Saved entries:
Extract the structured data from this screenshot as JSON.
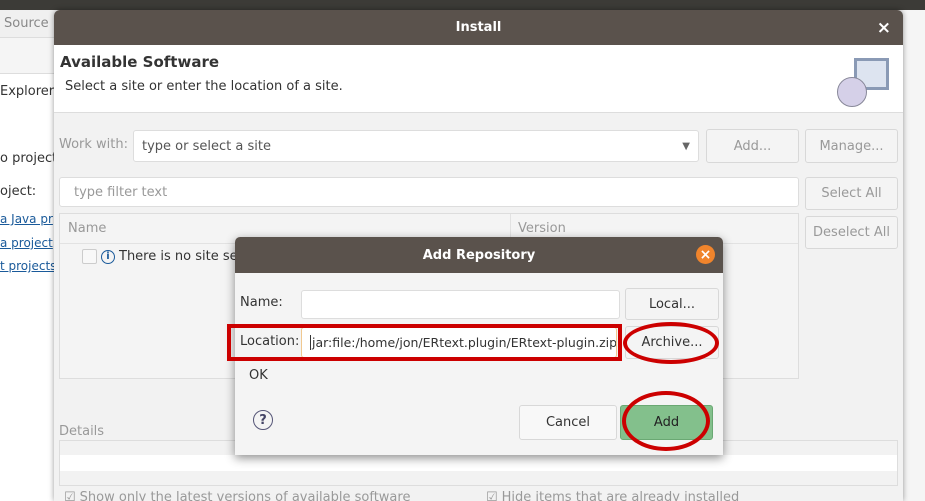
{
  "background_ide": {
    "menu_source": "Source",
    "panel_title": "Explorer",
    "texts": [
      "o project",
      "oject:"
    ],
    "links": [
      "a Java pr",
      "a project",
      "t projects"
    ]
  },
  "install": {
    "title": "Install",
    "close": "×",
    "header_title": "Available Software",
    "header_subtitle": "Select a site or enter the location of a site.",
    "work_with_label": "Work with:",
    "work_with_placeholder": "type or select a site",
    "add_button": "Add...",
    "manage_button": "Manage...",
    "filter_placeholder": "type filter text",
    "select_all": "Select All",
    "deselect_all": "Deselect All",
    "columns": [
      "Name",
      "Version"
    ],
    "rows": [
      {
        "name": "There is no site sele"
      }
    ],
    "details_label": "Details",
    "show_latest": "Show only the latest versions of available software",
    "hide_installed": "Hide items that are already installed"
  },
  "add_repository": {
    "title": "Add Repository",
    "name_label": "Name:",
    "name_value": "",
    "local_button": "Local...",
    "location_label": "Location:",
    "location_value": "jar:file:/home/jon/ERtext.plugin/ERtext-plugin.zip",
    "archive_button": "Archive...",
    "status": "OK",
    "cancel_button": "Cancel",
    "add_button": "Add"
  },
  "colors": {
    "titlebar": "#5a524c",
    "highlight": "#cc0000",
    "add_green": "#83c08c",
    "close_orange": "#f0842c"
  }
}
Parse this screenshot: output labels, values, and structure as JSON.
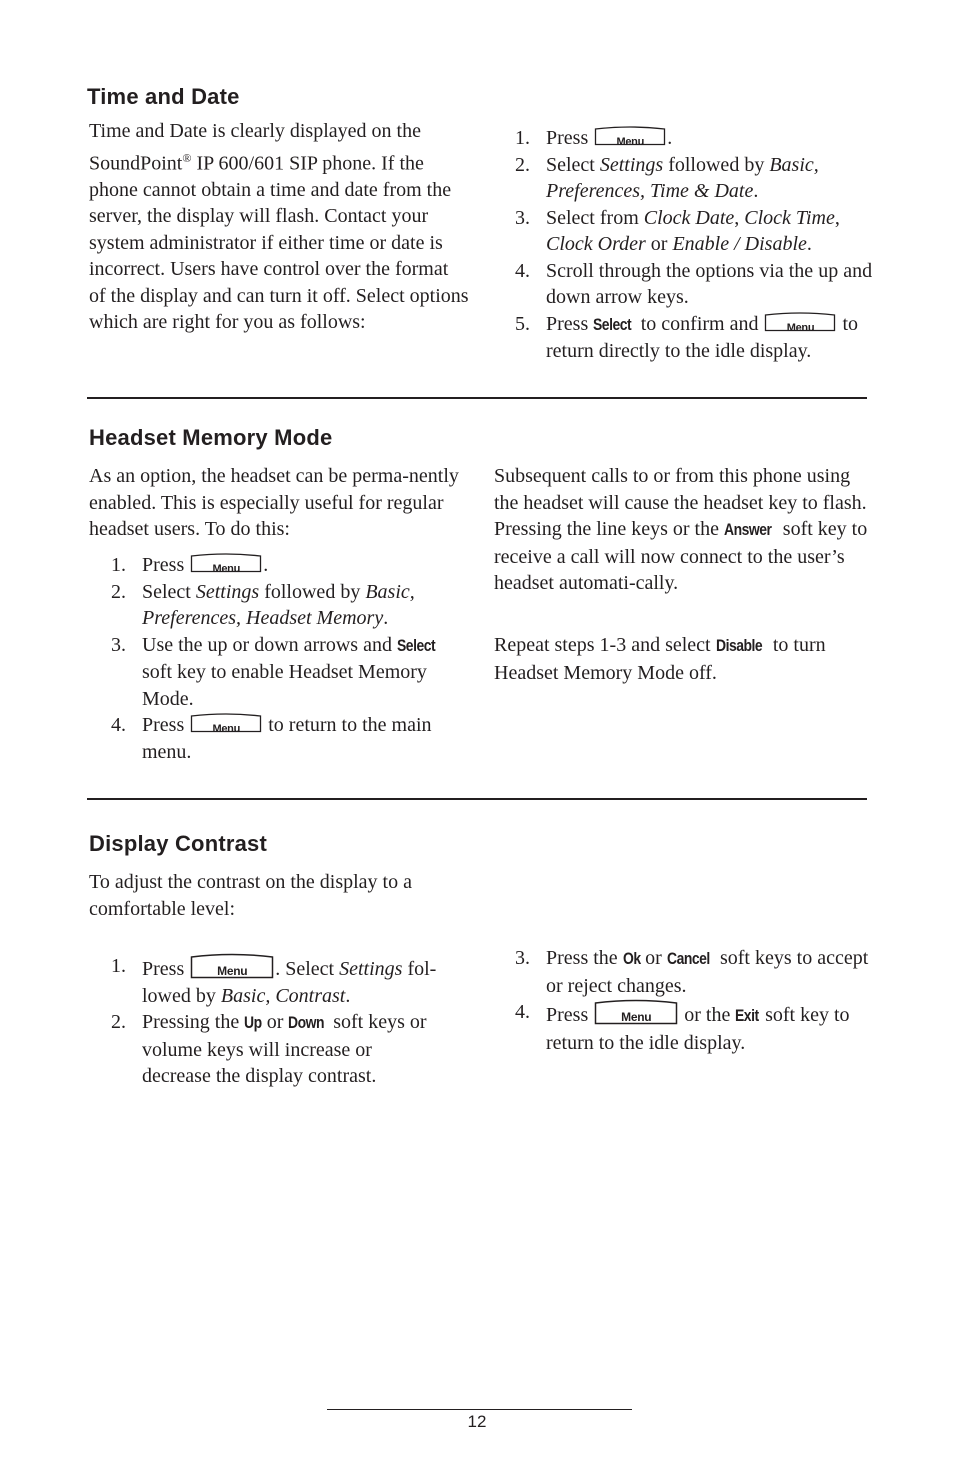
{
  "sections": {
    "time_date": {
      "title": "Time and Date",
      "intro_a": "Time and Date is clearly displayed on the SoundPoint",
      "reg": "®",
      "intro_b": " IP 600/601 SIP phone.  If the phone cannot obtain a time and date from the server, the display will flash.  Contact your system administrator if either time or date is incorrect.  Users have control over the format of the display and can turn it off.  Select options which are right for you as follows:",
      "steps": [
        {
          "num": "1.",
          "t1": "Press ",
          "t2": "."
        },
        {
          "num": "2.",
          "t1": "Select ",
          "i1": "Settings",
          "t2": " followed by ",
          "i2": "Basic, Preferences, Time & Date",
          "t3": "."
        },
        {
          "num": "3.",
          "t1": "Select from ",
          "i1": "Clock Date",
          "t2": ", ",
          "i2": "Clock Time",
          "t3": ", ",
          "i3": "Clock Order",
          "t4": " or ",
          "i4": "Enable / Disable",
          "t5": "."
        },
        {
          "num": "4.",
          "t1": "Scroll through the options via the up and down arrow keys."
        },
        {
          "num": "5.",
          "t1": "Press ",
          "k1": "Select",
          "t2": " to confirm and ",
          "t3": " to return directly to the idle display."
        }
      ]
    },
    "headset": {
      "title": "Headset Memory Mode",
      "intro": "As an option, the headset can be perma-nently enabled.  This is especially useful for regular headset users.  To do this:",
      "steps": [
        {
          "num": "1.",
          "t1": "Press ",
          "t2": "."
        },
        {
          "num": "2.",
          "t1": "Select ",
          "i1": "Settings",
          "t2": " followed by ",
          "i2": "Basic, Preferences, Headset Memory",
          "t3": "."
        },
        {
          "num": "3.",
          "t1": "Use the up or down arrows and ",
          "k1": "Select",
          "t2": " soft key to enable Headset Memory Mode."
        },
        {
          "num": "4.",
          "t1": "Press ",
          "t2": " to return to the main menu."
        }
      ],
      "right_p1_a": "Subsequent calls to or from this phone using the headset will cause the headset key to flash.  Pressing the line keys or the ",
      "right_p1_k": "Answer",
      "right_p1_b": " soft key to receive a call will now connect to the user’s headset automati-cally.",
      "right_p2_a": "Repeat steps 1-3 and select ",
      "right_p2_k": "Disable",
      "right_p2_b": " to turn Headset Memory Mode off."
    },
    "contrast": {
      "title": "Display Contrast",
      "intro": "To adjust the contrast on the display to a comfortable level:",
      "steps": [
        {
          "num": "1.",
          "t1": "Press ",
          "t2": ".  Select ",
          "i1": "Settings",
          "t3": " fol-lowed by ",
          "i2": "Basic, Contrast",
          "t4": "."
        },
        {
          "num": "2.",
          "t1": "Pressing the ",
          "k1": "Up",
          "t2": " or ",
          "k2": "Down",
          "t3": " soft keys or volume keys will increase or decrease the display contrast."
        },
        {
          "num": "3.",
          "t1": "Press the ",
          "k1": "Ok",
          "t2": " or ",
          "k2": "Cancel",
          "t3": " soft keys to accept or reject changes."
        },
        {
          "num": "4.",
          "t1": "Press ",
          "t2": " or the ",
          "k1": "Exit",
          "t3": " soft key to return to the idle display."
        }
      ]
    }
  },
  "menu_key_label": "Menu",
  "footer": {
    "page_number": "12"
  }
}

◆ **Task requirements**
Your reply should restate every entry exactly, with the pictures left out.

◆ **Expected answer**
Extract the structured data from this screenshot as JSON.
{
  "background_ide": {
    "menu_source": "Source",
    "panel_title": "Explorer",
    "texts": [
      "o project",
      "oject:"
    ],
    "links": [
      "a Java pr",
      "a project",
      "t projects"
    ]
  },
  "install": {
    "title": "Install",
    "close": "×",
    "header_title": "Available Software",
    "header_subtitle": "Select a site or enter the location of a site.",
    "work_with_label": "Work with:",
    "work_with_placeholder": "type or select a site",
    "add_button": "Add...",
    "manage_button": "Manage...",
    "filter_placeholder": "type filter text",
    "select_all": "Select All",
    "deselect_all": "Deselect All",
    "columns": [
      "Name",
      "Version"
    ],
    "rows": [
      {
        "name": "There is no site sele"
      }
    ],
    "details_label": "Details",
    "show_latest": "Show only the latest versions of available software",
    "hide_installed": "Hide items that are already installed"
  },
  "add_repository": {
    "title": "Add Repository",
    "name_label": "Name:",
    "name_value": "",
    "local_button": "Local...",
    "location_label": "Location:",
    "location_value": "jar:file:/home/jon/ERtext.plugin/ERtext-plugin.zip",
    "archive_button": "Archive...",
    "status": "OK",
    "cancel_button": "Cancel",
    "add_button": "Add"
  },
  "colors": {
    "titlebar": "#5a524c",
    "highlight": "#cc0000",
    "add_green": "#83c08c",
    "close_orange": "#f0842c"
  }
}
Parse this screenshot: output labels, values, and structure as JSON.
{
  "sections": {
    "time_date": {
      "title": "Time and Date",
      "intro_a": "Time and Date is clearly displayed on the SoundPoint",
      "reg": "®",
      "intro_b": " IP 600/601 SIP phone.  If the phone cannot obtain a time and date from the server, the display will flash.  Contact your system administrator if either time or date is incorrect.  Users have control over the format of the display and can turn it off.  Select options which are right for you as follows:",
      "steps": [
        {
          "num": "1.",
          "t1": "Press ",
          "t2": "."
        },
        {
          "num": "2.",
          "t1": "Select ",
          "i1": "Settings",
          "t2": " followed by ",
          "i2": "Basic, Preferences, Time & Date",
          "t3": "."
        },
        {
          "num": "3.",
          "t1": "Select from ",
          "i1": "Clock Date",
          "t2": ", ",
          "i2": "Clock Time",
          "t3": ", ",
          "i3": "Clock Order",
          "t4": " or ",
          "i4": "Enable / Disable",
          "t5": "."
        },
        {
          "num": "4.",
          "t1": "Scroll through the options via the up and down arrow keys."
        },
        {
          "num": "5.",
          "t1": "Press ",
          "k1": "Select",
          "t2": " to confirm and ",
          "t3": " to return directly to the idle display."
        }
      ]
    },
    "headset": {
      "title": "Headset Memory Mode",
      "intro": "As an option, the headset can be perma-nently enabled.  This is especially useful for regular headset users.  To do this:",
      "steps": [
        {
          "num": "1.",
          "t1": "Press ",
          "t2": "."
        },
        {
          "num": "2.",
          "t1": "Select ",
          "i1": "Settings",
          "t2": " followed by ",
          "i2": "Basic, Preferences, Headset Memory",
          "t3": "."
        },
        {
          "num": "3.",
          "t1": "Use the up or down arrows and ",
          "k1": "Select",
          "t2": " soft key to enable Headset Memory Mode."
        },
        {
          "num": "4.",
          "t1": "Press ",
          "t2": " to return to the main menu."
        }
      ],
      "right_p1_a": "Subsequent calls to or from this phone using the headset will cause the headset key to flash.  Pressing the line keys or the ",
      "right_p1_k": "Answer",
      "right_p1_b": " soft key to receive a call will now connect to the user’s headset automati-cally.",
      "right_p2_a": "Repeat steps 1-3 and select ",
      "right_p2_k": "Disable",
      "right_p2_b": " to turn Headset Memory Mode off."
    },
    "contrast": {
      "title": "Display Contrast",
      "intro": "To adjust the contrast on the display to a comfortable level:",
      "steps": [
        {
          "num": "1.",
          "t1": "Press ",
          "t2": ".  Select ",
          "i1": "Settings",
          "t3": " fol-lowed by ",
          "i2": "Basic, Contrast",
          "t4": "."
        },
        {
          "num": "2.",
          "t1": "Pressing the ",
          "k1": "Up",
          "t2": " or ",
          "k2": "Down",
          "t3": " soft keys or volume keys will increase or decrease the display contrast."
        },
        {
          "num": "3.",
          "t1": "Press the ",
          "k1": "Ok",
          "t2": " or ",
          "k2": "Cancel",
          "t3": " soft keys to accept or reject changes."
        },
        {
          "num": "4.",
          "t1": "Press ",
          "t2": " or the ",
          "k1": "Exit",
          "t3": " soft key to return to the idle display."
        }
      ]
    }
  },
  "menu_key_label": "Menu",
  "footer": {
    "page_number": "12"
  }
}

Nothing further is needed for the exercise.